For the U.S., the meeting with Putin is an opportunity to revitalize disarmament talks, an American official said.
"The most important thing is that the summit is taking place," the U.S. official said, according to the ambassador.
But some are still skeptical that Trump would stick to any such vague script.
Others hope that Congress would be a buffer to any major changes in U.S. policy with Russia.
"[Trump] can't do too much damage because Congress is leading the Russia policy," said Fabrice Pothier, former NATO director of policy planning and senior fellow at the Atlantic Council.
"But the optics can hurt. Putin may say 'Ukraine is like your Mexico, I'm not getting involved in your Mexico, so don't get involved in Ukraine.'"
Many European officials who spoke to ABC News about the NATO summit in Brussels last week, said that despite Trump's veiled threat to "go it alone" without that alliance unless its members increased their defense spending, there was ultimately a "sigh of relief."
"There was a concern that he would leave -- especially among Poland, the Czech Republic and the Baltic States," said senior Czech official, Rudolf Jindrák, who attended the NATO talks.
A Swedish-speaking Finnish paper HBL was more skeptical, as suggested by a sarcastic question in a blaring headline, "A fantastic defense meeting?"
Finland and Sweden are not NATO members but have a partnership with the alliance. The fact that Macedonia was admitted as a new member is seen as a positive development for the two countries, who want the option open in case their territory is invaded. Both Finland and Sweden have at times in the past been controlled by Russia.
Finland was during the Cold War because even though it was not a part of the Soviet Union, it maintained ties with Moscow.
Today, just outside of the Presidential Palace in Finland where Trump and Putin will meet, there is a reminder of the country's history -- the national symbol of Russia, a double-headed eagle, on an obelisk.
Before Trump's summit with Putin on Monday, he will meet with Finnish President Sauli Ninisto where one topic will be the Finnish Defense Forces' consideration of a contract for up to $10 billion with American arms dealer Lockheed Martin for 64 fighter jets, according to European officials.
On the eve of the summit, there are expected to be protests by human rights groups outside the Presidential Palace starting at noon. In the evening, the Human Rights Campaign will stage a "guerrilla visibility" to highlight the persecution and murder of LGBTQ people in Chechnya.
Human Rights Campaign spokesperson Stephen Peters said in an email that over the past 15 months, more than 100 LGBTQ people have been “rounded up, tortured, and abused,” and that as many as 20 have been killed.
Security around Finland's Presidential Palce has been tightening, with the country's Navy having taken steps to repel any possible threats from the air during the summit, according to a report in Finland's Seura magazine on Friday.

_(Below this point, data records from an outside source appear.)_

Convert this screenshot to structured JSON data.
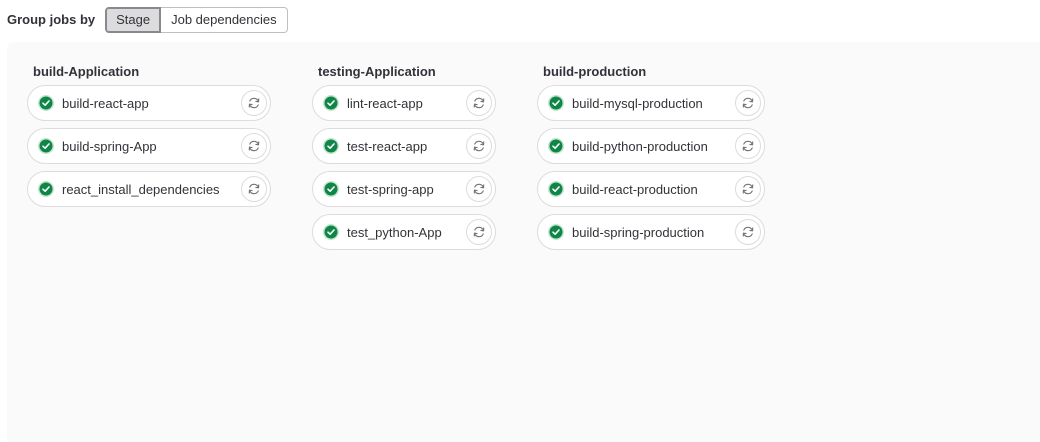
{
  "toolbar": {
    "label": "Group jobs by",
    "options": [
      "Stage",
      "Job dependencies"
    ],
    "selected": "Stage"
  },
  "colors": {
    "success": "#108548",
    "success_ring": "#c3e6cd",
    "text": "#333238",
    "panel_bg": "#fafafb"
  },
  "stages": [
    {
      "name": "build-Application",
      "jobs": [
        {
          "name": "build-react-app",
          "status": "success",
          "action": "retry"
        },
        {
          "name": "build-spring-App",
          "status": "success",
          "action": "retry"
        },
        {
          "name": "react_install_dependencies",
          "status": "success",
          "action": "retry"
        }
      ]
    },
    {
      "name": "testing-Application",
      "jobs": [
        {
          "name": "lint-react-app",
          "status": "success",
          "action": "retry"
        },
        {
          "name": "test-react-app",
          "status": "success",
          "action": "retry"
        },
        {
          "name": "test-spring-app",
          "status": "success",
          "action": "retry"
        },
        {
          "name": "test_python-App",
          "status": "success",
          "action": "retry"
        }
      ]
    },
    {
      "name": "build-production",
      "jobs": [
        {
          "name": "build-mysql-production",
          "status": "success",
          "action": "retry"
        },
        {
          "name": "build-python-production",
          "status": "success",
          "action": "retry"
        },
        {
          "name": "build-react-production",
          "status": "success",
          "action": "retry"
        },
        {
          "name": "build-spring-production",
          "status": "success",
          "action": "retry"
        }
      ]
    }
  ]
}
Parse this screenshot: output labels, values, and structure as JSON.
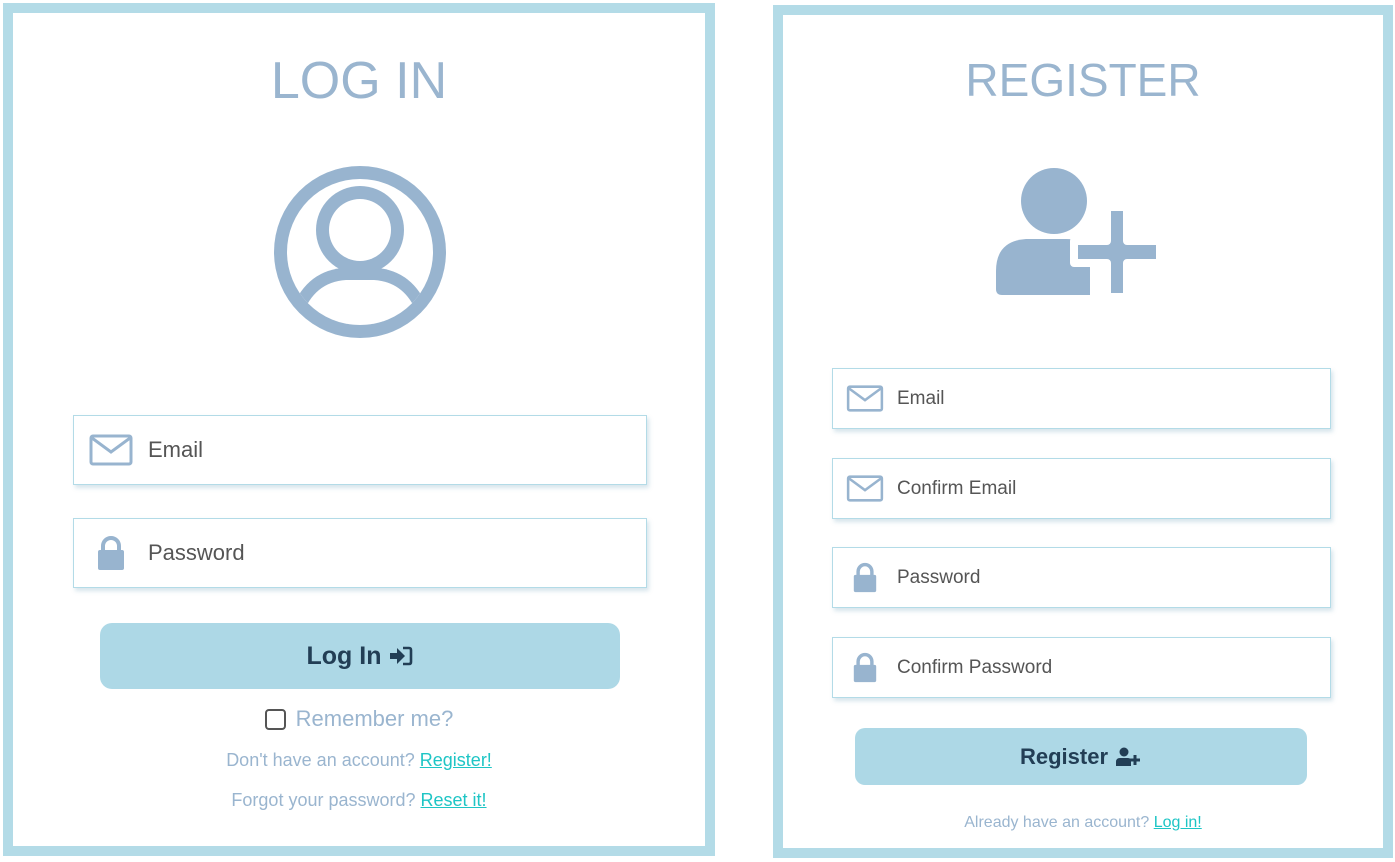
{
  "login": {
    "title": "LOG IN",
    "email_placeholder": "Email",
    "password_placeholder": "Password",
    "button_label": "Log In",
    "remember_label": "Remember me?",
    "no_account_text": "Don't have an account?",
    "register_link": "Register!",
    "forgot_text": "Forgot your password?",
    "reset_link": "Reset it!"
  },
  "register": {
    "title": "REGISTER",
    "email_placeholder": "Email",
    "confirm_email_placeholder": "Confirm Email",
    "password_placeholder": "Password",
    "confirm_password_placeholder": "Confirm Password",
    "button_label": "Register",
    "have_account_text": "Already have an account?",
    "login_link": "Log in!"
  },
  "icons": {
    "login_avatar": "user-circle-icon",
    "register_avatar": "user-plus-icon",
    "email": "envelope-icon",
    "password": "lock-icon",
    "login_button": "sign-in-icon",
    "register_button": "user-plus-icon"
  },
  "colors": {
    "panel_border": "#b3dbe7",
    "title": "#9ab5cf",
    "icon": "#98b4cf",
    "button_bg": "#add8e6",
    "button_text": "#223e55",
    "link": "#1ec5c5"
  }
}
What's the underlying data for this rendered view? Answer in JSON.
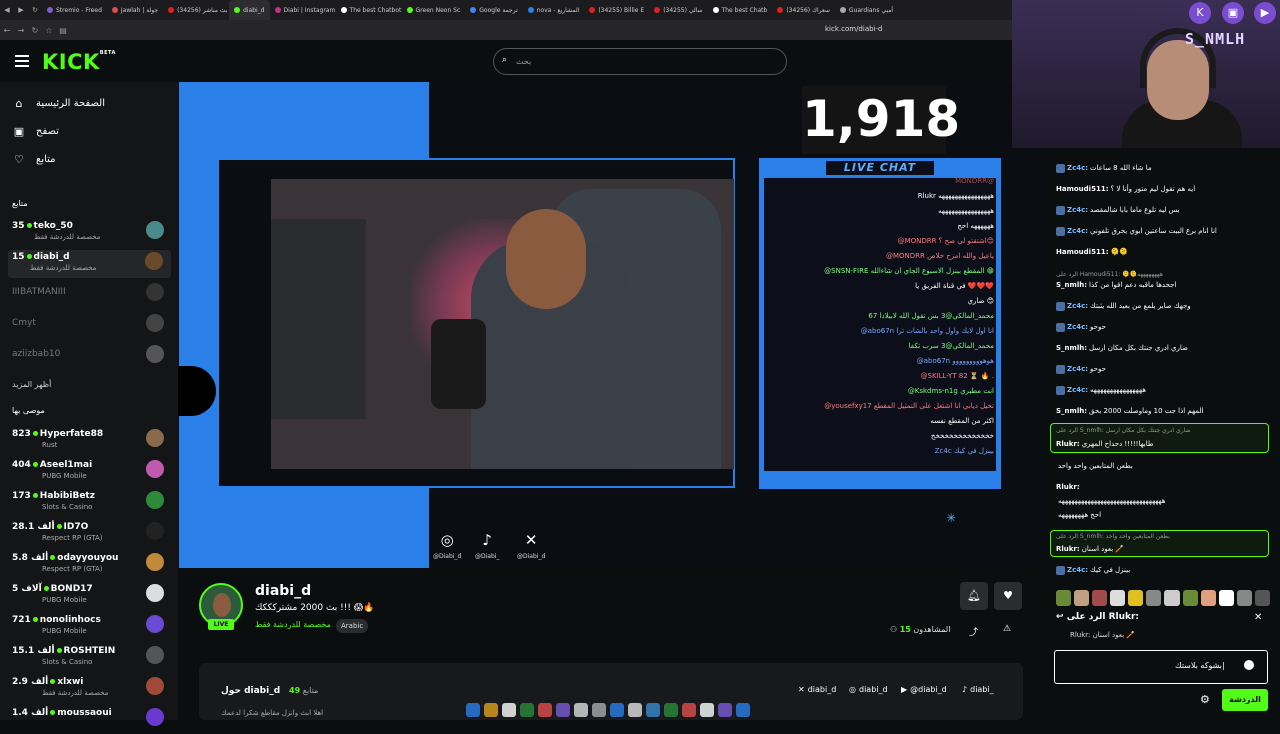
{
  "browser": {
    "tabs": [
      {
        "label": "Stremio - Freed",
        "color": "#7b5bd6"
      },
      {
        "label": "Jawlah | جولة",
        "color": "#e04e4e"
      },
      {
        "label": "(34256) بث مباشر",
        "color": "#e02020"
      },
      {
        "label": "diabi_d",
        "color": "#53fc18"
      },
      {
        "label": "Diabi | Instagram",
        "color": "#c13584"
      },
      {
        "label": "The best Chatbot",
        "color": "#ffffff"
      },
      {
        "label": "Green Neon Sc",
        "color": "#53fc18"
      },
      {
        "label": "Google ترجمة",
        "color": "#4285f4"
      },
      {
        "label": "nova - المشاريع",
        "color": "#2a7fe8"
      },
      {
        "label": "(34255) Billie E",
        "color": "#e02020"
      },
      {
        "label": "(34255) سالي",
        "color": "#e02020"
      },
      {
        "label": "The best Chatb",
        "color": "#ffffff"
      },
      {
        "label": "(34256) سعراك",
        "color": "#e02020"
      },
      {
        "label": "Guardians أمبي",
        "color": "#aaaaaa"
      }
    ],
    "url": "kick.com/diabi-d"
  },
  "kick": {
    "logo": "KICK",
    "logo_beta": "BETA",
    "search_placeholder": "بحث"
  },
  "sidebar": {
    "nav": [
      {
        "label": "الصفحة الرئيسية",
        "icon": "home-icon",
        "glyph": "⌂"
      },
      {
        "label": "تصفح",
        "icon": "browse-icon",
        "glyph": "▣"
      },
      {
        "label": "متابع",
        "icon": "heart-icon",
        "glyph": "♡"
      }
    ],
    "following_title": "متابع",
    "following": [
      {
        "count": "35",
        "name": "teko_50",
        "sub": "مخصصة للدردشة فقط",
        "live": true,
        "color": "#4a8a8a"
      },
      {
        "count": "15",
        "name": "diabi_d",
        "sub": "مخصصة للدردشة فقط",
        "live": true,
        "color": "#6a4a2a",
        "selected": true
      },
      {
        "name": "IIIBATMANIII",
        "live": false,
        "color": "#333"
      },
      {
        "name": "Cmyt",
        "live": false,
        "color": "#444"
      },
      {
        "name": "aziizbab10",
        "live": false,
        "color": "#555"
      }
    ],
    "show_more": "أظهر المزيد",
    "recommended_title": "موصى بها",
    "recommended": [
      {
        "count": "823",
        "name": "Hyperfate88",
        "sub": "Rust",
        "color": "#8a6a4a"
      },
      {
        "count": "404",
        "name": "Aseel1mai",
        "sub": "PUBG Mobile",
        "color": "#c05ab0"
      },
      {
        "count": "173",
        "name": "HabibiBetz",
        "sub": "Slots & Casino",
        "color": "#2c8a3a"
      },
      {
        "count": "28.1 ألف",
        "name": "ID7O",
        "sub": "Respect RP (GTA)",
        "color": "#222"
      },
      {
        "count": "5.8 ألف",
        "name": "odayyouyou",
        "sub": "Respect RP (GTA)",
        "color": "#c08a3a"
      },
      {
        "count": "5 آلاف",
        "name": "BOND17",
        "sub": "PUBG Mobile",
        "color": "#ddd"
      },
      {
        "count": "721",
        "name": "nonolinhocs",
        "sub": "PUBG Mobile",
        "color": "#6a4ad0"
      },
      {
        "count": "15.1 ألف",
        "name": "ROSHTEIN",
        "sub": "Slots & Casino",
        "color": "#555"
      },
      {
        "count": "2.9 ألف",
        "name": "xlxwi",
        "sub": "مخصصة للدردشة فقط",
        "color": "#a04a3a"
      },
      {
        "count": "1.4 ألف",
        "name": "moussaoui",
        "sub": "",
        "color": "#6a3ad0"
      }
    ]
  },
  "player": {
    "viewer_overlay": "1,918",
    "live_chat_label": "LIVE CHAT",
    "overlay_chat": [
      {
        "text": "MONDRR@",
        "color": "#ff7a7a",
        "dim": true
      },
      {
        "text": "Rlukr ههههههههههههههههه",
        "color": "#ffffff"
      },
      {
        "text": "ههههههههههههههههه",
        "color": "#ffffff"
      },
      {
        "text": "ههههههه احح",
        "color": "#ffffff"
      },
      {
        "text": "@MONDRR اشتقتو لي صح ؟😊",
        "color": "#ff7a7a"
      },
      {
        "text": "@MONDRR ياعيل والله امزح خلاص",
        "color": "#ff7a7a"
      },
      {
        "text": "@SNSN-FIRE المقطع بينزل الاسبوع الجاي ان شاءالله 😁",
        "color": "#7aff7a"
      },
      {
        "text": "في قناة الفريق يا ❤️❤️❤️",
        "color": "#ffffff"
      },
      {
        "text": "ضاري 😊",
        "color": "#ffffff"
      },
      {
        "text": "محمد_المالكي@3 بس تقول الله لابيلادا 67",
        "color": "#7aff7a"
      },
      {
        "text": "@abo67n انا اول لايك واول واحد بالشات ترا",
        "color": "#7aa8ff"
      },
      {
        "text": "محمد_المالكي@3 سرب تكفا",
        "color": "#7aff7a"
      },
      {
        "text": "@abo67n هوهووووووووو",
        "color": "#7aa8ff"
      },
      {
        "text": "@SKILL-YT 82 ⏳ 🔥 .",
        "color": "#ff7a7a"
      },
      {
        "text": "@Kskdms-n1g انت مطيري",
        "color": "#7aff7a"
      },
      {
        "text": "@yousefxy17 تخيل ديابي انا اشتغل على التمثيل المقطع",
        "color": "#ff7a7a"
      },
      {
        "text": "اكثر من المقطع نفسه",
        "color": "#ffffff"
      },
      {
        "text": "خخخخخخخخخخخخخخ",
        "color": "#ffffff"
      },
      {
        "text": "Zc4c بينزل في كيك",
        "color": "#7aa8ff"
      }
    ],
    "socials": [
      {
        "label": "@Diabi_d",
        "icon": "instagram-icon",
        "glyph": "◎"
      },
      {
        "label": "@Diabi_",
        "icon": "tiktok-icon",
        "glyph": "♪"
      },
      {
        "label": "@Diabi_d",
        "icon": "x-icon",
        "glyph": "✕"
      }
    ]
  },
  "channel": {
    "name": "diabi_d",
    "live_badge": "LIVE",
    "title": "بث 2000 مشتركككك !!! 😱🔥",
    "chat_mode": "مخصصة للدردشة فقط",
    "language": "Arabic",
    "viewers_label": "المشاهدون",
    "viewers": "15",
    "about_title": "حول diabi_d",
    "followers_label": "متابع",
    "followers": "49",
    "about_sub": "اهلا ابث وانزل مقاطع شكرا لدعمك",
    "socials": [
      {
        "label": "diabi_d",
        "icon": "x-icon",
        "glyph": "✕"
      },
      {
        "label": "diabi_d",
        "icon": "instagram-icon",
        "glyph": "◎"
      },
      {
        "label": "@diabi_d",
        "icon": "youtube-icon",
        "glyph": "▶"
      },
      {
        "label": "diabi_",
        "icon": "tiktok-icon",
        "glyph": "♪"
      }
    ]
  },
  "webcam": {
    "brand": "S_NMLH"
  },
  "chat": {
    "messages": [
      {
        "user": "Zc4c:",
        "text": "ما شاء الله 8 ساعات",
        "badge": true,
        "blue": true
      },
      {
        "user": "Hamoudi511:",
        "text": "ايه هم تقول ليم متور وأنا لا ؟",
        "badge": false
      },
      {
        "user": "Zc4c:",
        "text": "بس ليه تلوع ماما بابا شالمقصد",
        "badge": true,
        "blue": true
      },
      {
        "user": "Zc4c:",
        "text": "انا انام برع البيت ساعتين ابوي يحرق تلفوني",
        "badge": true,
        "blue": true
      },
      {
        "user": "Hamoudi511:",
        "text": "🫠🫠",
        "badge": false
      },
      {
        "meta": "الرد على Hamoudi511: 🫠🫠ههههههههه"
      },
      {
        "user": "S_nmlh:",
        "text": "اجحدها ماقبه دعم اقوا من كذا",
        "badge": false
      },
      {
        "user": "Zc4c:",
        "text": "وجهك صابر يلمع من بعيد الله يثبتك",
        "badge": true,
        "blue": true
      },
      {
        "user": "Zc4c:",
        "text": "حوحو",
        "badge": true,
        "blue": true
      },
      {
        "user": "S_nmlh:",
        "text": "ضاري ادري جنتك بكل مكان ارسل",
        "badge": false
      },
      {
        "user": "Zc4c:",
        "text": "حوحو",
        "badge": true,
        "blue": true
      },
      {
        "user": "Zc4c:",
        "text": "ههههههههههههههههه",
        "badge": true,
        "blue": true
      },
      {
        "user": "S_nmlh:",
        "text": "المهم اذا جت 10 وماوصلت 2000 بحق",
        "badge": false
      }
    ],
    "reply1": {
      "meta": "الرد على S_nmlh: ضاري ادري جنتك بكل مكان ارسل",
      "user": "Rlukr:",
      "text": "طابها!!!!! دحداح المهري"
    },
    "mid": [
      {
        "user": "",
        "text": "بطعن المتابعين واحد واحد",
        "badge": false
      },
      {
        "user": "Rlukr:",
        "text": "",
        "badge": false
      },
      {
        "user": "",
        "text": "ههههههههههههههههههههههههههههههههه",
        "badge": false
      },
      {
        "user": "",
        "text": "احح ههههههههه",
        "badge": false
      }
    ],
    "reply2": {
      "meta": "الرد على S_nmlh: بطعن المتابعين واحد واحد",
      "user": "Rlukr:",
      "text": "بعود اسنان 🪥"
    },
    "last": {
      "user": "Zc4c:",
      "text": "بينزل في كيك",
      "badge": true
    },
    "replying_to_label": "الرد على Rlukr:",
    "replying_to_msg": "Rlukr: بعود اسنان 🪥",
    "input_value": "بشوكه بلاستك",
    "send_label": "الدردشة"
  }
}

The Navy has put on alert three ships tasked with observation of airspace and repulsion of aerial threats. They have been fitted out with missiles and their crews have received confidential instructions on hypothetical emergency situations.
The commanding staff of Finland’s Defense Forces, the press service of the naval forces and the Helsinki police have declined to comment. Officials at the Defense Forces said the operational tasks of the troops were confidential
From 1,000 to 2,000 police officers will also be on guard in the capital on the day of the summit. They will come to Helsinki from all the regional police departments of the country, up north to Lapland.
ABC News' Tanya Stukalova contributed to this report.